**** RECORDS

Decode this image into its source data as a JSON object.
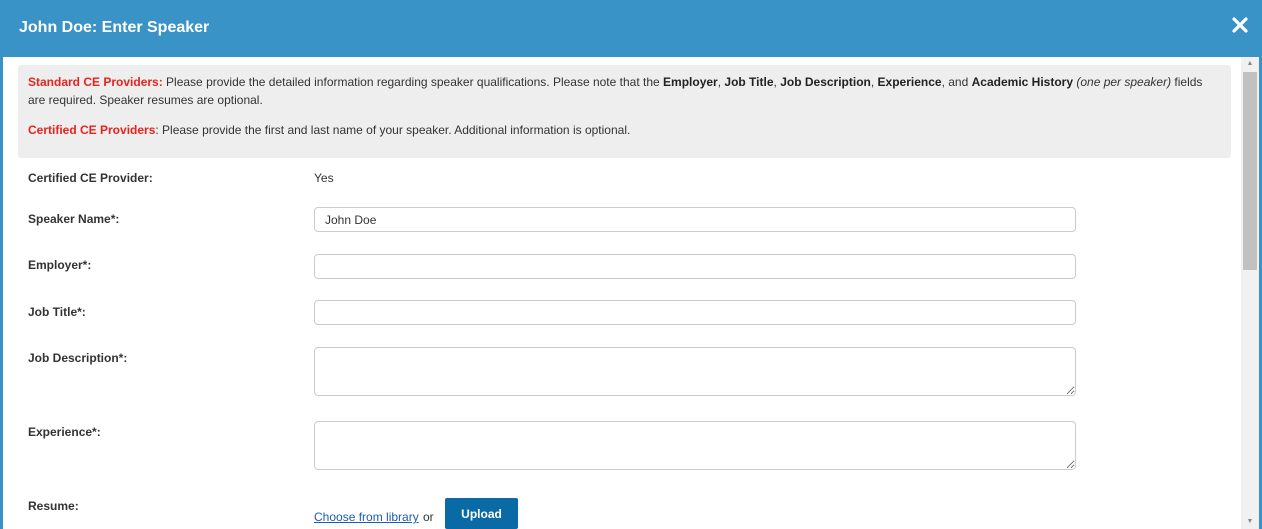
{
  "modal": {
    "title": "John Doe: Enter Speaker",
    "close_icon": "close-icon"
  },
  "notice": {
    "standard_label": "Standard CE Providers:",
    "standard_text_1": " Please provide the detailed information regarding speaker qualifications.  Please note that the ",
    "field_employer": "Employer",
    "sep_1": ", ",
    "field_job_title": "Job Title",
    "sep_2": ", ",
    "field_job_description": "Job Description",
    "sep_3": ", ",
    "field_experience": "Experience",
    "sep_4": ", and ",
    "field_academic_history": "Academic History",
    "sep_5": " ",
    "one_per_speaker": "(one per speaker)",
    "standard_text_2": " fields are required. Speaker resumes are optional.",
    "certified_label": "Certified CE Providers",
    "certified_text": ": Please provide the first and last name of your speaker. Additional information is optional."
  },
  "form": {
    "certified_label": "Certified CE Provider:",
    "certified_value": "Yes",
    "speaker_name_label": "Speaker Name*:",
    "speaker_name_value": "John Doe",
    "employer_label": "Employer*:",
    "employer_value": "",
    "job_title_label": "Job Title*:",
    "job_title_value": "",
    "job_description_label": "Job Description*:",
    "job_description_value": "",
    "experience_label": "Experience*:",
    "experience_value": "",
    "resume_label": "Resume:",
    "choose_library_link": "Choose from library",
    "or_text": "or",
    "upload_button": "Upload"
  },
  "colors": {
    "header_bg": "#3a93c6",
    "required_red": "#e8221d",
    "upload_button_bg": "#0a6aa6",
    "link": "#1e5bb0"
  }
}
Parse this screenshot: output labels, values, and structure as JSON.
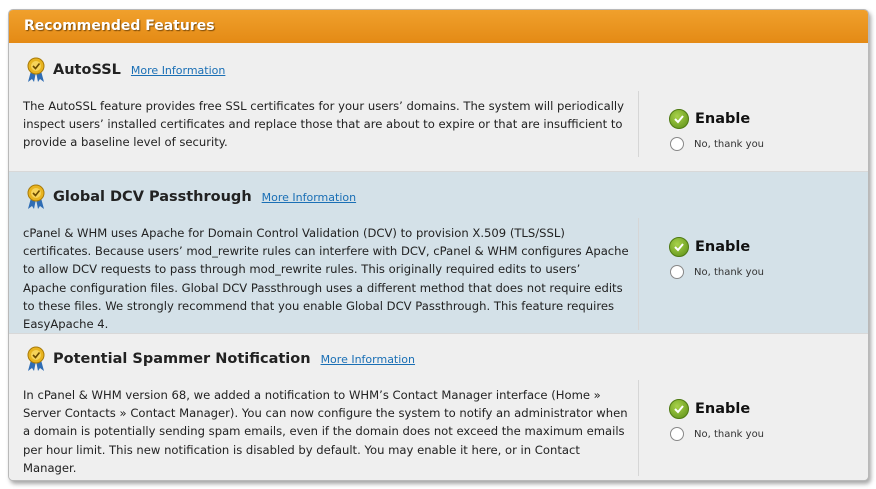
{
  "header": {
    "title": "Recommended Features"
  },
  "features": [
    {
      "title": "AutoSSL",
      "more_info": "More Information",
      "desc_lines": [
        "The AutoSSL feature provides free SSL certificates for your users’ domains. The system will periodically",
        "inspect users’ installed certificates and replace those that are about to expire or that are insufficient to",
        "provide a baseline level of security."
      ],
      "enable_label": "Enable",
      "decline_label": "No, thank you"
    },
    {
      "title": "Global DCV Passthrough",
      "more_info": "More Information",
      "desc_lines": [
        "cPanel & WHM uses Apache for Domain Control Validation (DCV) to provision X.509 (TLS/SSL)",
        "certificates. Because users’ mod_rewrite rules can interfere with DCV, cPanel & WHM configures Apache",
        "to allow DCV requests to pass through mod_rewrite rules. This originally required edits to users’",
        "Apache configuration files. Global DCV Passthrough uses a different method that does not require edits",
        "to these files. We strongly recommend that you enable Global DCV Passthrough. This feature requires",
        "EasyApache 4."
      ],
      "enable_label": "Enable",
      "decline_label": "No, thank you"
    },
    {
      "title": "Potential Spammer Notification",
      "more_info": "More Information",
      "desc_lines": [
        "In cPanel & WHM version 68, we added a notification to WHM’s Contact Manager interface (Home »",
        "Server Contacts » Contact Manager). You can now configure the system to notify an administrator when",
        "a domain is potentially sending spam emails, even if the domain does not exceed the maximum emails",
        "per hour limit. This new notification is disabled by default. You may enable it here, or in Contact",
        "Manager."
      ],
      "enable_label": "Enable",
      "decline_label": "No, thank you"
    }
  ],
  "colors": {
    "header": "#e8901c",
    "check": "#6a9e1f",
    "link": "#1a6fb5",
    "highlight_row": "#d4e1e8"
  },
  "icons": {
    "feature": "award-ribbon-icon",
    "enable": "check-circle-icon"
  }
}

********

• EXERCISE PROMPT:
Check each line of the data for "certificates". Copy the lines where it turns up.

• SOLVED EXERCISE:
        "The AutoSSL feature provides free SSL certificates for your users’ domains. The system will periodically",
        "inspect users’ installed certificates and replace those that are about to expire or that are insufficient to",
        "certificates. Because users’ mod_rewrite rules can interfere with DCV, cPanel & WHM configures Apache",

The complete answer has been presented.